Dude! I'm glad to see some movement on this blog. I mostly broke my old forum habits as well. Who needs the argument and agita? But occasionally I've lurked and today I clicked on this link again. Our old discussion has fallen out of first place. Finally! ;-) Hard to believe it's been a year.

Naturally, you've written about several interesting things lately. You don't say you discourage response, just that you may not reciprocate. For myself, I think it's hard to find a reason to write unless it is a conversation. Either your audience is imaginary or there is actual dialogue. Which is preferable? I find that the former has not worked for me yet. I would guess that you will find the dialogue is what drives you as well.

But dialogue is like keeping company, isn't it? Best to eliminate the bad and cleave to the good company. In the ashrama of the recluse, though, what is there to say about company? One neither welcomes nor denies it. I guess that's in line with not turning off comments on the blog.

Anyway, what IS Brahman? Ha. It seems to me that if you had not already "looked to scriptures," you would not even think of asking that question.
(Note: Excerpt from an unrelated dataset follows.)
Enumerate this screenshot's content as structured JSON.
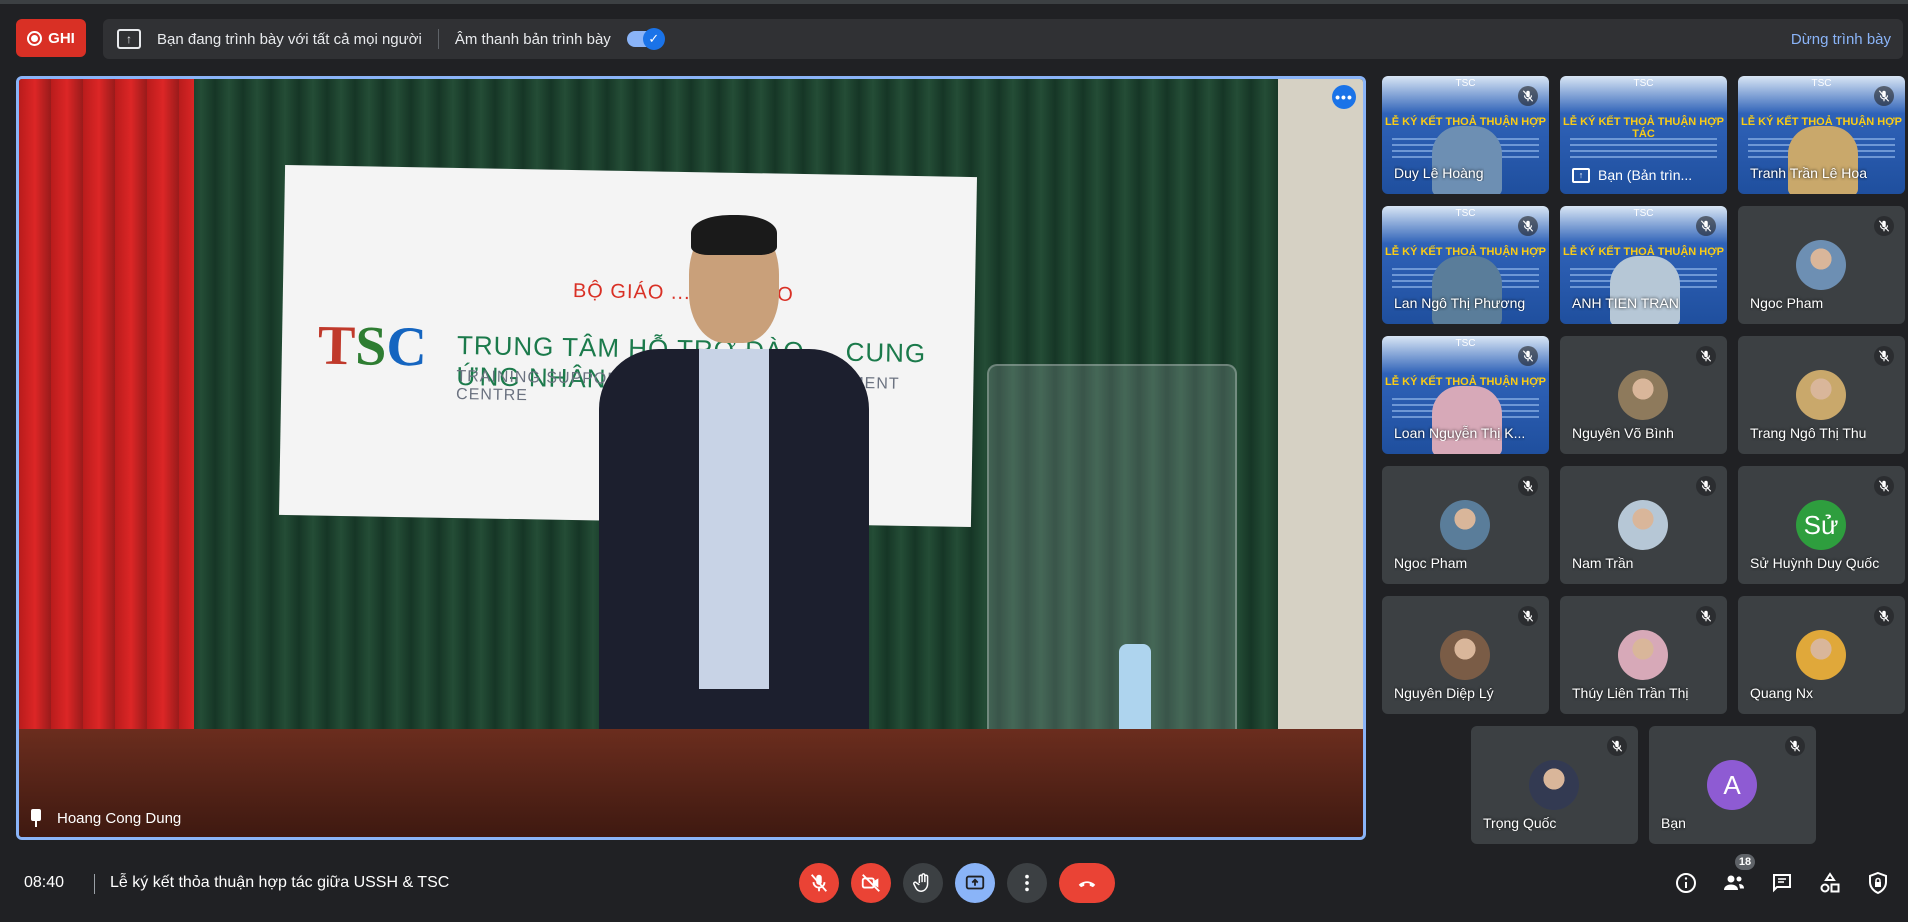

So the question is a movement of conditioned mind, thought. To unconditional existence, what significance could such a movement have? It brings to mind the saying, "God is no respecter of persons." Is Brahman a respecter of enquirers? Is gravity a respecter of people who jump out of airplanes?

Another interesting topic you touched upon is "emptiness." You wrote, "my addiction to those dialogs seems to indicate an emptiness in myself that I have been trying to fill, using a source and method that can't possibly be fruitful or fulfilling."

This sense of "emptiness" brings to my mind Ramana's many sayings that "You are always experiencing the Self." In my liberality, I would call emptiness, the Self, and Brahman the exact same thing, all implying unconditionality, together with the impossibility of permanently covering it over with conditional mindstuff.

I think enquiry is spontaneous and revelation is also spontaneous. There is no time. Brahman won't satisfy you; it will obliterate you.


formerly kang and other handles. I will come up with a new one in due time.

gniz said...

Hey BY,

You and I tangled (briefly) at Lightmind, and i've always read your posts there with great interest. Just wanted to say that this newest series of blog posts from you are really honest and interesting.



Anonymous said...

hey broken,

it's interesting seeing what people are up to now with the demise of lightmind. i suspect some of us will turn to our blogs. that may be a good thing.

(p.s. i'll bet three two anandamayakoshas that "eminem" is theos. :-)